### Recorded information
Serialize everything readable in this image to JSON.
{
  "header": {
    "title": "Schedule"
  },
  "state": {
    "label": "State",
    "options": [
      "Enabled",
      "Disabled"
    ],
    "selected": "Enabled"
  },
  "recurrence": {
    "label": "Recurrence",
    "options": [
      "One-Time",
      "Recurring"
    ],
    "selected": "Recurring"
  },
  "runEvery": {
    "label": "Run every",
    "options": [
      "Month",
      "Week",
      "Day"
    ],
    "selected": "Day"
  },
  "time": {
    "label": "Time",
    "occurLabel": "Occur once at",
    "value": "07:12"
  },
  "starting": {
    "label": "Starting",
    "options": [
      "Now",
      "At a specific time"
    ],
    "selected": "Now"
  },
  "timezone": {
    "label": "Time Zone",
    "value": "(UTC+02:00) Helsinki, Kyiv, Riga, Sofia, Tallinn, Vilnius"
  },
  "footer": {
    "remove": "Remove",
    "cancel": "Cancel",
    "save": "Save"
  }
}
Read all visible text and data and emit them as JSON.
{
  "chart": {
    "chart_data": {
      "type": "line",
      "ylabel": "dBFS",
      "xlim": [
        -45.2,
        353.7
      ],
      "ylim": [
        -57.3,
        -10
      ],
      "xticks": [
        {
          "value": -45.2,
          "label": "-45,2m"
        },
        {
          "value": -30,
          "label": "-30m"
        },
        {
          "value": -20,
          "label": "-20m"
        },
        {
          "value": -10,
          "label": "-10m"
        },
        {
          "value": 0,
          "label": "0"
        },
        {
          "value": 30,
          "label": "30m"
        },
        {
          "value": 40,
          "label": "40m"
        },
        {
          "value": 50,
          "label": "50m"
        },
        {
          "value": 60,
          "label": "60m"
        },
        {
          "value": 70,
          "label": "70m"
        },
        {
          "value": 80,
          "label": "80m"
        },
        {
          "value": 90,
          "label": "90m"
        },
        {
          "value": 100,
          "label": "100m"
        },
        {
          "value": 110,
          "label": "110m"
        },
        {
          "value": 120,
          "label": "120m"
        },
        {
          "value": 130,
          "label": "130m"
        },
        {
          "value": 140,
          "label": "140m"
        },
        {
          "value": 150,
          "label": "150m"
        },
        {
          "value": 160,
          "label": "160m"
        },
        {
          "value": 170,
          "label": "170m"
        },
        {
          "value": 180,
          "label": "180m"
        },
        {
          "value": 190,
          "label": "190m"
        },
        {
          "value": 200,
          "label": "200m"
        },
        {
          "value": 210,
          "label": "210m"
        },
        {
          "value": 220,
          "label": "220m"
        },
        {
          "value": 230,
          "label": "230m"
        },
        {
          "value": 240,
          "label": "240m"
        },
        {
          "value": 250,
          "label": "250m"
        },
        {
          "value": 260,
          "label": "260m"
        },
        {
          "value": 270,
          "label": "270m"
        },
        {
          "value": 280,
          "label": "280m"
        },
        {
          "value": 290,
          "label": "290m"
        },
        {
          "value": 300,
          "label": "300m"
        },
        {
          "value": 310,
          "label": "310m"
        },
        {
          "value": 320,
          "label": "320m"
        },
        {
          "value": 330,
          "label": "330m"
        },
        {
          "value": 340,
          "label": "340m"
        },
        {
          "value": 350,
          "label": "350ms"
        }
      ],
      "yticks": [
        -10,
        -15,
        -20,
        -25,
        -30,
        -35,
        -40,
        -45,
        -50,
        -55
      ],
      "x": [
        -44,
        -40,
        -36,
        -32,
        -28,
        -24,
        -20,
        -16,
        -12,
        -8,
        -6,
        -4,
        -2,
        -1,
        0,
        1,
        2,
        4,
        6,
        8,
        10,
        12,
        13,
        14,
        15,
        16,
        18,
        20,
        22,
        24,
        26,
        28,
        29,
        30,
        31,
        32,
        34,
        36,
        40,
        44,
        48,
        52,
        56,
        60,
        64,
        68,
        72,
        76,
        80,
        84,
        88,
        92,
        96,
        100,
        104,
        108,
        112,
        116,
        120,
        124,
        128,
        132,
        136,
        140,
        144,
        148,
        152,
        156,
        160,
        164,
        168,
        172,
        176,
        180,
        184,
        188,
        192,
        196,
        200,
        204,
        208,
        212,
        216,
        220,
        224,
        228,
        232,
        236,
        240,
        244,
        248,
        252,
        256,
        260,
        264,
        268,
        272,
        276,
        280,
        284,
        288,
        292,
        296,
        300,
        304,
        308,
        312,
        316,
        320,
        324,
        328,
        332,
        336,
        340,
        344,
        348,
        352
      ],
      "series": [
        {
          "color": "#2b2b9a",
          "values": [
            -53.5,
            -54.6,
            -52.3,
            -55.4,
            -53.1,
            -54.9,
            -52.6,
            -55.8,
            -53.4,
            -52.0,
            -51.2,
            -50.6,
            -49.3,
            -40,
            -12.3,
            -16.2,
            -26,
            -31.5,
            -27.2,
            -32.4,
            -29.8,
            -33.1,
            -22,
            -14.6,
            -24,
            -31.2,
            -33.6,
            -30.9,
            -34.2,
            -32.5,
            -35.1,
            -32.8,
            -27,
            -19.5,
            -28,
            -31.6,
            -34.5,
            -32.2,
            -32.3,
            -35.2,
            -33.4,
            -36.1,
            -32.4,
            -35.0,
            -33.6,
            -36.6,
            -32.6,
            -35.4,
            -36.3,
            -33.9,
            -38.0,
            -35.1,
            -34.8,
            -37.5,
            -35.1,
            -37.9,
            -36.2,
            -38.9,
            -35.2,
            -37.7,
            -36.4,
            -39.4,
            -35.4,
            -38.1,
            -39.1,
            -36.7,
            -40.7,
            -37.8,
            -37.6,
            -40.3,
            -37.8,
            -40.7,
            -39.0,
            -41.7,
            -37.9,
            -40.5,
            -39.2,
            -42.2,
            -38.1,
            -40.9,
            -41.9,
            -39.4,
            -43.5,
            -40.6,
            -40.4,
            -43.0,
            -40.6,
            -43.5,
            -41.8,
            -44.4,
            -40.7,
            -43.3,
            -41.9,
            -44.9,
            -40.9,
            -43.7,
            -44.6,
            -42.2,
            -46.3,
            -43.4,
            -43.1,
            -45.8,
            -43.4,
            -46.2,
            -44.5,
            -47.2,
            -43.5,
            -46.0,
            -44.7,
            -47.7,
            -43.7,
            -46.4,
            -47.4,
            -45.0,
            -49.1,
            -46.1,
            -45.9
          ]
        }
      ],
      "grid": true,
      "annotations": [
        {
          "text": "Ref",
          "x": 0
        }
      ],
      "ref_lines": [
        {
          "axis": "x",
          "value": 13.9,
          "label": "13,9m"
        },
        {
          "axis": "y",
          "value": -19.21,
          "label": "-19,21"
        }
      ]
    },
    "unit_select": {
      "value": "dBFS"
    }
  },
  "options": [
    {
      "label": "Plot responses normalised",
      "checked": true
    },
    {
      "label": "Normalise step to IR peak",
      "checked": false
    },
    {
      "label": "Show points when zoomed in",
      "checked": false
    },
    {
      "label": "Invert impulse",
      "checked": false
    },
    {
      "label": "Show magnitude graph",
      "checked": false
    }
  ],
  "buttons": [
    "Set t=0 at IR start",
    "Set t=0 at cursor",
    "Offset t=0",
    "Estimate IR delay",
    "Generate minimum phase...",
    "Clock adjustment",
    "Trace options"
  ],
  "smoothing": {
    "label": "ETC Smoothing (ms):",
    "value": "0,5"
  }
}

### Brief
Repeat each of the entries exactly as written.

### Exercise response
Serialize everything readable in this image to JSON.
{
  "header": {
    "title": "Schedule"
  },
  "state": {
    "label": "State",
    "options": [
      "Enabled",
      "Disabled"
    ],
    "selected": "Enabled"
  },
  "recurrence": {
    "label": "Recurrence",
    "options": [
      "One-Time",
      "Recurring"
    ],
    "selected": "Recurring"
  },
  "runEvery": {
    "label": "Run every",
    "options": [
      "Month",
      "Week",
      "Day"
    ],
    "selected": "Day"
  },
  "time": {
    "label": "Time",
    "occurLabel": "Occur once at",
    "value": "07:12"
  },
  "starting": {
    "label": "Starting",
    "options": [
      "Now",
      "At a specific time"
    ],
    "selected": "Now"
  },
  "timezone": {
    "label": "Time Zone",
    "value": "(UTC+02:00) Helsinki, Kyiv, Riga, Sofia, Tallinn, Vilnius"
  },
  "footer": {
    "remove": "Remove",
    "cancel": "Cancel",
    "save": "Save"
  }
}
Read all visible text and data and emit them as JSON.
{
  "chart": {
    "chart_data": {
      "type": "line",
      "ylabel": "dBFS",
      "xlim": [
        -45.2,
        353.7
      ],
      "ylim": [
        -57.3,
        -10
      ],
      "xticks": [
        {
          "value": -45.2,
          "label": "-45,2m"
        },
        {
          "value": -30,
          "label": "-30m"
        },
        {
          "value": -20,
          "label": "-20m"
        },
        {
          "value": -10,
          "label": "-10m"
        },
        {
          "value": 0,
          "label": "0"
        },
        {
          "value": 30,
          "label": "30m"
        },
        {
          "value": 40,
          "label": "40m"
        },
        {
          "value": 50,
          "label": "50m"
        },
        {
          "value": 60,
          "label": "60m"
        },
        {
          "value": 70,
          "label": "70m"
        },
        {
          "value": 80,
          "label": "80m"
        },
        {
          "value": 90,
          "label": "90m"
        },
        {
          "value": 100,
          "label": "100m"
        },
        {
          "value": 110,
          "label": "110m"
        },
        {
          "value": 120,
          "label": "120m"
        },
        {
          "value": 130,
          "label": "130m"
        },
        {
          "value": 140,
          "label": "140m"
        },
        {
          "value": 150,
          "label": "150m"
        },
        {
          "value": 160,
          "label": "160m"
        },
        {
          "value": 170,
          "label": "170m"
        },
        {
          "value": 180,
          "label": "180m"
        },
        {
          "value": 190,
          "label": "190m"
        },
        {
          "value": 200,
          "label": "200m"
        },
        {
          "value": 210,
          "label": "210m"
        },
        {
          "value": 220,
          "label": "220m"
        },
        {
          "value": 230,
          "label": "230m"
        },
        {
          "value": 240,
          "label": "240m"
        },
        {
          "value": 250,
          "label": "250m"
        },
        {
          "value": 260,
          "label": "260m"
        },
        {
          "value": 270,
          "label": "270m"
        },
        {
          "value": 280,
          "label": "280m"
        },
        {
          "value": 290,
          "label": "290m"
        },
        {
          "value": 300,
          "label": "300m"
        },
        {
          "value": 310,
          "label": "310m"
        },
        {
          "value": 320,
          "label": "320m"
        },
        {
          "value": 330,
          "label": "330m"
        },
        {
          "value": 340,
          "label": "340m"
        },
        {
          "value": 350,
          "label": "350ms"
        }
      ],
      "yticks": [
        -10,
        -15,
        -20,
        -25,
        -30,
        -35,
        -40,
        -45,
        -50,
        -55
      ],
      "x": [
        -44,
        -40,
        -36,
        -32,
        -28,
        -24,
        -20,
        -16,
        -12,
        -8,
        -6,
        -4,
        -2,
        -1,
        0,
        1,
        2,
        4,
        6,
        8,
        10,
        12,
        13,
        14,
        15,
        16,
        18,
        20,
        22,
        24,
        26,
        28,
        29,
        30,
        31,
        32,
        34,
        36,
        40,
        44,
        48,
        52,
        56,
        60,
        64,
        68,
        72,
        76,
        80,
        84,
        88,
        92,
        96,
        100,
        104,
        108,
        112,
        116,
        120,
        124,
        128,
        132,
        136,
        140,
        144,
        148,
        152,
        156,
        160,
        164,
        168,
        172,
        176,
        180,
        184,
        188,
        192,
        196,
        200,
        204,
        208,
        212,
        216,
        220,
        224,
        228,
        232,
        236,
        240,
        244,
        248,
        252,
        256,
        260,
        264,
        268,
        272,
        276,
        280,
        284,
        288,
        292,
        296,
        300,
        304,
        308,
        312,
        316,
        320,
        324,
        328,
        332,
        336,
        340,
        344,
        348,
        352
      ],
      "series": [
        {
          "color": "#2b2b9a",
          "values": [
            -53.5,
            -54.6,
            -52.3,
            -55.4,
            -53.1,
            -54.9,
            -52.6,
            -55.8,
            -53.4,
            -52.0,
            -51.2,
            -50.6,
            -49.3,
            -40,
            -12.3,
            -16.2,
            -26,
            -31.5,
            -27.2,
            -32.4,
            -29.8,
            -33.1,
            -22,
            -14.6,
            -24,
            -31.2,
            -33.6,
            -30.9,
            -34.2,
            -32.5,
            -35.1,
            -32.8,
            -27,
            -19.5,
            -28,
            -31.6,
            -34.5,
            -32.2,
            -32.3,
            -35.2,
            -33.4,
            -36.1,
            -32.4,
            -35.0,
            -33.6,
            -36.6,
            -32.6,
            -35.4,
            -36.3,
            -33.9,
            -38.0,
            -35.1,
            -34.8,
            -37.5,
            -35.1,
            -37.9,
            -36.2,
            -38.9,
            -35.2,
            -37.7,
            -36.4,
            -39.4,
            -35.4,
            -38.1,
            -39.1,
            -36.7,
            -40.7,
            -37.8,
            -37.6,
            -40.3,
            -37.8,
            -40.7,
            -39.0,
            -41.7,
            -37.9,
            -40.5,
            -39.2,
            -42.2,
            -38.1,
            -40.9,
            -41.9,
            -39.4,
            -43.5,
            -40.6,
            -40.4,
            -43.0,
            -40.6,
            -43.5,
            -41.8,
            -44.4,
            -40.7,
            -43.3,
            -41.9,
            -44.9,
            -40.9,
            -43.7,
            -44.6,
            -42.2,
            -46.3,
            -43.4,
            -43.1,
            -45.8,
            -43.4,
            -46.2,
            -44.5,
            -47.2,
            -43.5,
            -46.0,
            -44.7,
            -47.7,
            -43.7,
            -46.4,
            -47.4,
            -45.0,
            -49.1,
            -46.1,
            -45.9
          ]
        }
      ],
      "grid": true,
      "annotations": [
        {
          "text": "Ref",
          "x": 0
        }
      ],
      "ref_lines": [
        {
          "axis": "x",
          "value": 13.9,
          "label": "13,9m"
        },
        {
          "axis": "y",
          "value": -19.21,
          "label": "-19,21"
        }
      ]
    },
    "unit_select": {
      "value": "dBFS"
    }
  },
  "options": [
    {
      "label": "Plot responses normalised",
      "checked": true
    },
    {
      "label": "Normalise step to IR peak",
      "checked": false
    },
    {
      "label": "Show points when zoomed in",
      "checked": false
    },
    {
      "label": "Invert impulse",
      "checked": false
    },
    {
      "label": "Show magnitude graph",
      "checked": false
    }
  ],
  "buttons": [
    "Set t=0 at IR start",
    "Set t=0 at cursor",
    "Offset t=0",
    "Estimate IR delay",
    "Generate minimum phase...",
    "Clock adjustment",
    "Trace options"
  ],
  "smoothing": {
    "label": "ETC Smoothing (ms):",
    "value": "0,5"
  }
}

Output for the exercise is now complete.